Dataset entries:
....

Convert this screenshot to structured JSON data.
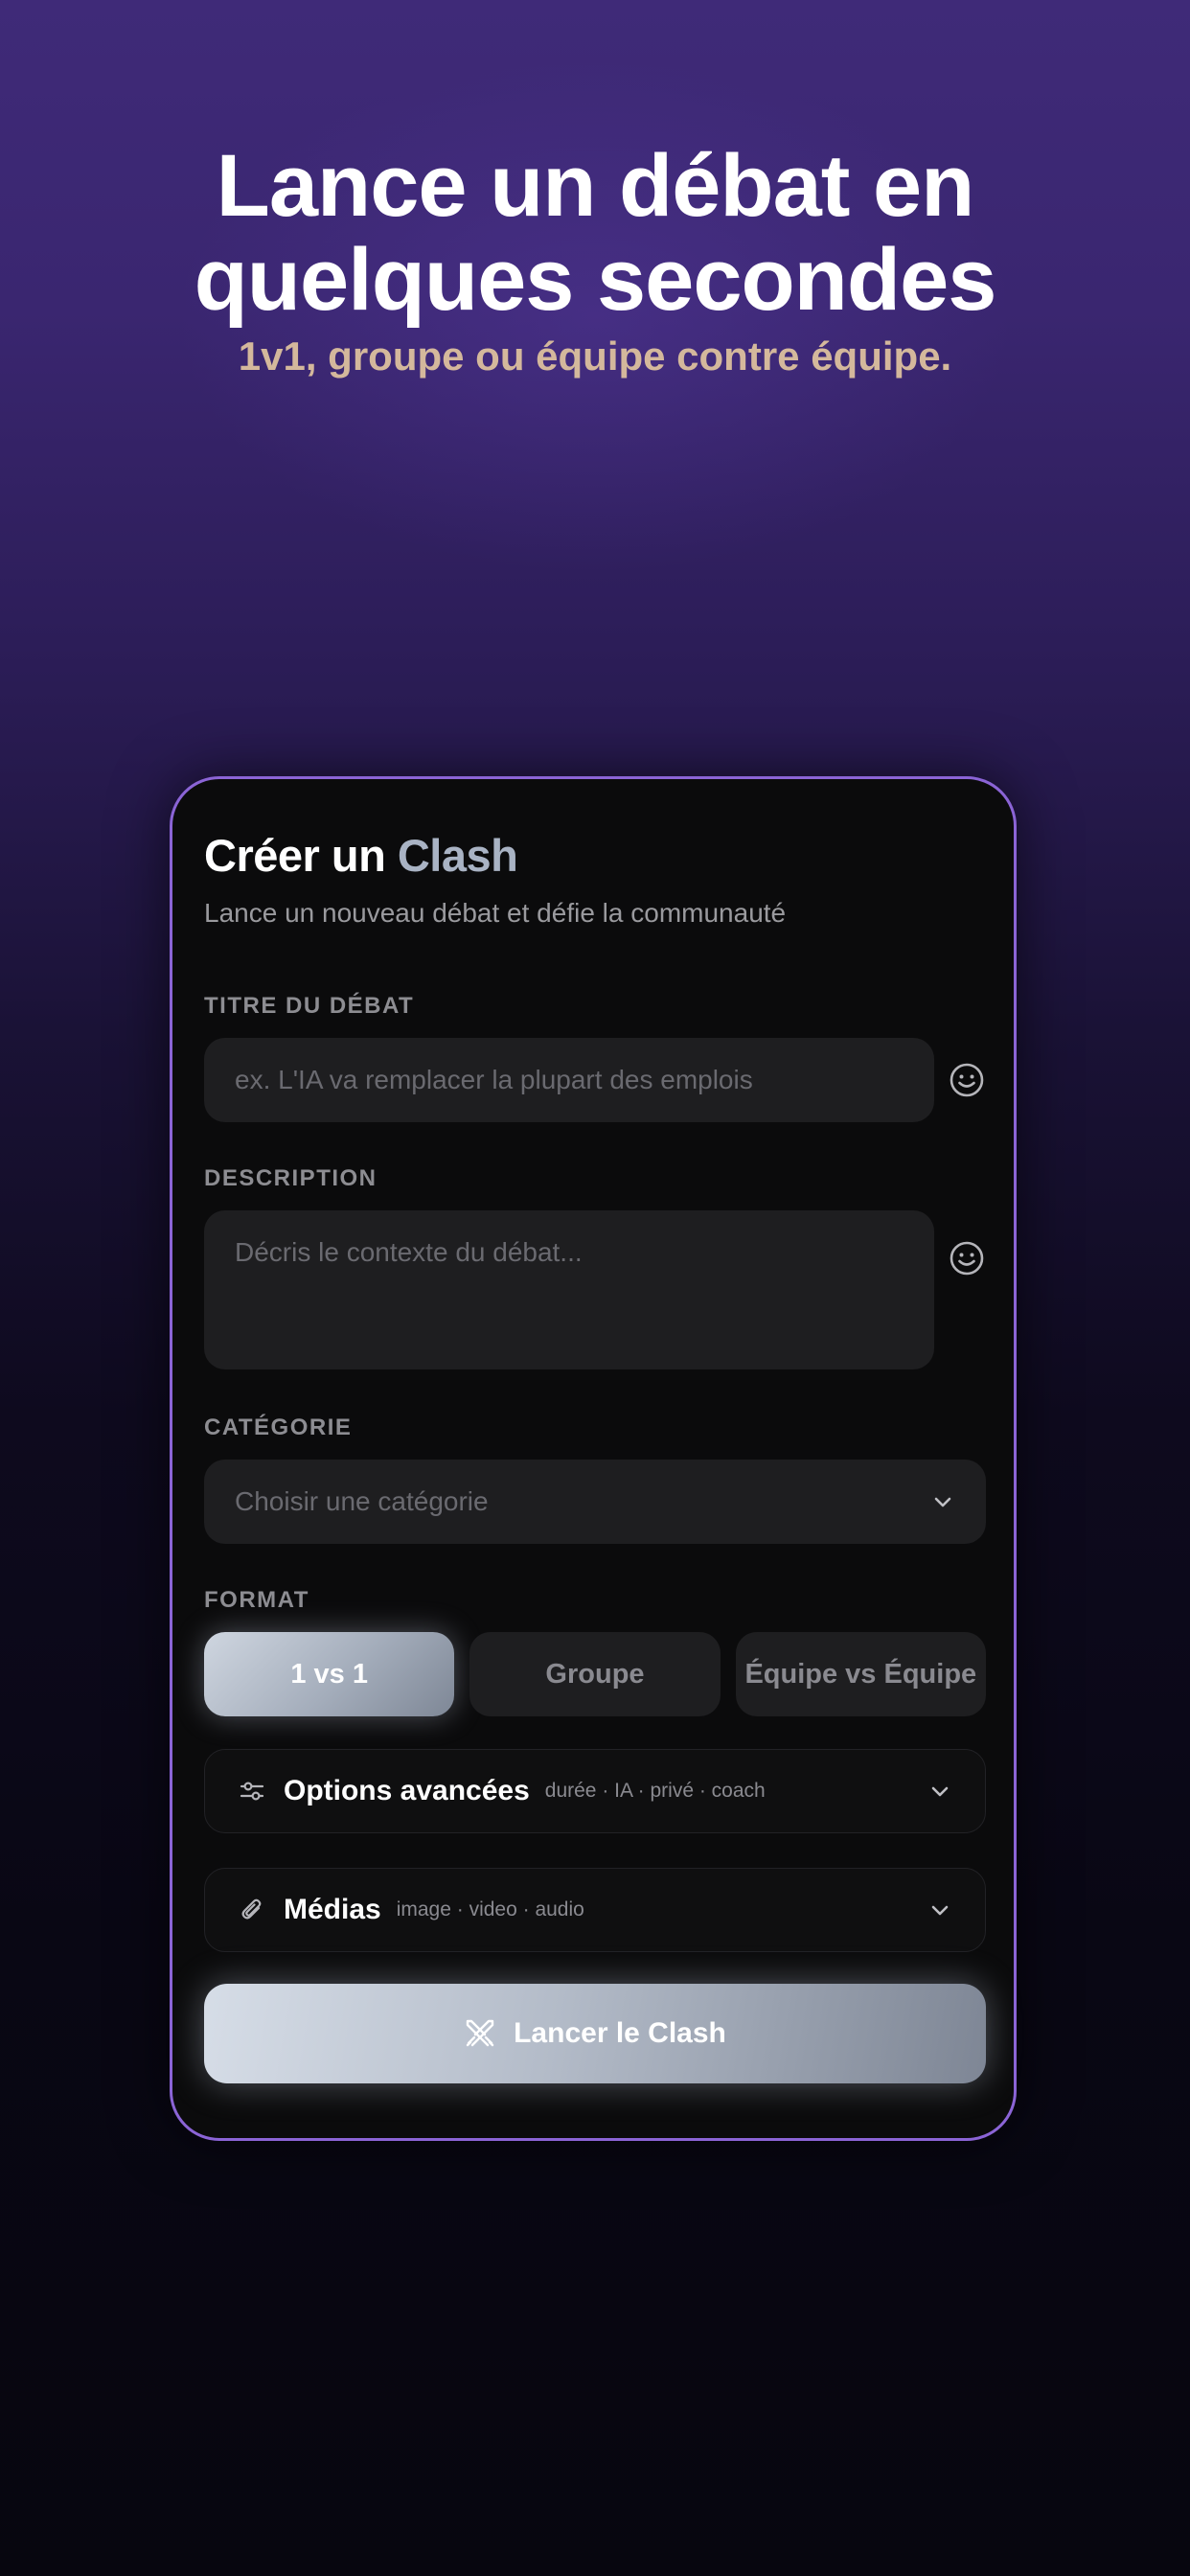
{
  "hero": {
    "title_line1": "Lance un débat en",
    "title_line2": "quelques secondes",
    "subtitle": "1v1, groupe ou équipe contre équipe."
  },
  "card": {
    "title_part1": "Créer un ",
    "title_accent": "Clash",
    "subtitle": "Lance un nouveau débat et défie la communauté"
  },
  "form": {
    "title_label": "TITRE DU DÉBAT",
    "title_placeholder": "ex. L'IA va remplacer la plupart des emplois",
    "title_value": "",
    "description_label": "DESCRIPTION",
    "description_placeholder": "Décris le contexte du débat...",
    "description_value": "",
    "category_label": "CATÉGORIE",
    "category_placeholder": "Choisir une catégorie",
    "format_label": "FORMAT",
    "formats": [
      "1 vs 1",
      "Groupe",
      "Équipe vs Équipe"
    ],
    "selected_format": "1 vs 1"
  },
  "advanced": {
    "title": "Options avancées",
    "hint": "durée · IA · privé · coach"
  },
  "media": {
    "title": "Médias",
    "hint": "image · video · audio"
  },
  "launch": {
    "label": "Lancer le Clash"
  },
  "colors": {
    "card_border": "#8b64d6",
    "hero_subtitle": "#d4b89c",
    "accent": "#a9b3c4",
    "field_bg": "#1e1e20"
  },
  "icons": {
    "emoji": "smiley-icon",
    "chevron": "chevron-down-icon",
    "advanced": "sliders-icon",
    "media": "paperclip-icon",
    "launch": "crossed-swords-icon"
  }
}
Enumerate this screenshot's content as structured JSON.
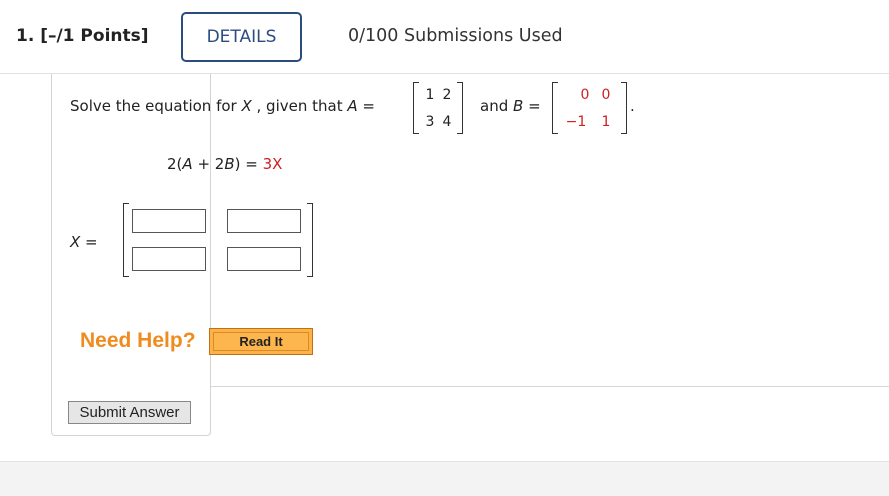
{
  "header": {
    "question_title": "1.  [–/1 Points]",
    "details_label": "DETAILS",
    "submissions": "0/100 Submissions Used"
  },
  "question": {
    "prompt_prefix": "Solve the equation for ",
    "prompt_var": "X",
    "prompt_mid": " , given that ",
    "prompt_var_a": "A",
    "prompt_eq": " = ",
    "matrix_a": [
      [
        "1",
        "2"
      ],
      [
        "3",
        "4"
      ]
    ],
    "and_text": "and ",
    "var_b": "B",
    "eq_b": " = ",
    "matrix_b": [
      [
        "0",
        "0"
      ],
      [
        "−1",
        "1"
      ]
    ],
    "period": ".",
    "equation_left": "2(",
    "equation_a": "A",
    "equation_plus": " + 2",
    "equation_b": "B",
    "equation_close": ") = ",
    "equation_right": "3X",
    "answer_label_var": "X",
    "answer_label_eq": " ="
  },
  "help": {
    "need_help": "Need Help?",
    "read_it": "Read It"
  },
  "actions": {
    "submit_label": "Submit Answer"
  }
}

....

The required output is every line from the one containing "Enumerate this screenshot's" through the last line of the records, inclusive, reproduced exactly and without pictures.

ANSWER FOR THIS EXERCISE |
Enumerate this screenshot's content as structured JSON.
{
  "header": {
    "question_title": "1.  [–/1 Points]",
    "details_label": "DETAILS",
    "submissions": "0/100 Submissions Used"
  },
  "question": {
    "prompt_prefix": "Solve the equation for ",
    "prompt_var": "X",
    "prompt_mid": " , given that ",
    "prompt_var_a": "A",
    "prompt_eq": " = ",
    "matrix_a": [
      [
        "1",
        "2"
      ],
      [
        "3",
        "4"
      ]
    ],
    "and_text": "and ",
    "var_b": "B",
    "eq_b": " = ",
    "matrix_b": [
      [
        "0",
        "0"
      ],
      [
        "−1",
        "1"
      ]
    ],
    "period": ".",
    "equation_left": "2(",
    "equation_a": "A",
    "equation_plus": " + 2",
    "equation_b": "B",
    "equation_close": ") = ",
    "equation_right": "3X",
    "answer_label_var": "X",
    "answer_label_eq": " ="
  },
  "help": {
    "need_help": "Need Help?",
    "read_it": "Read It"
  },
  "actions": {
    "submit_label": "Submit Answer"
  }
}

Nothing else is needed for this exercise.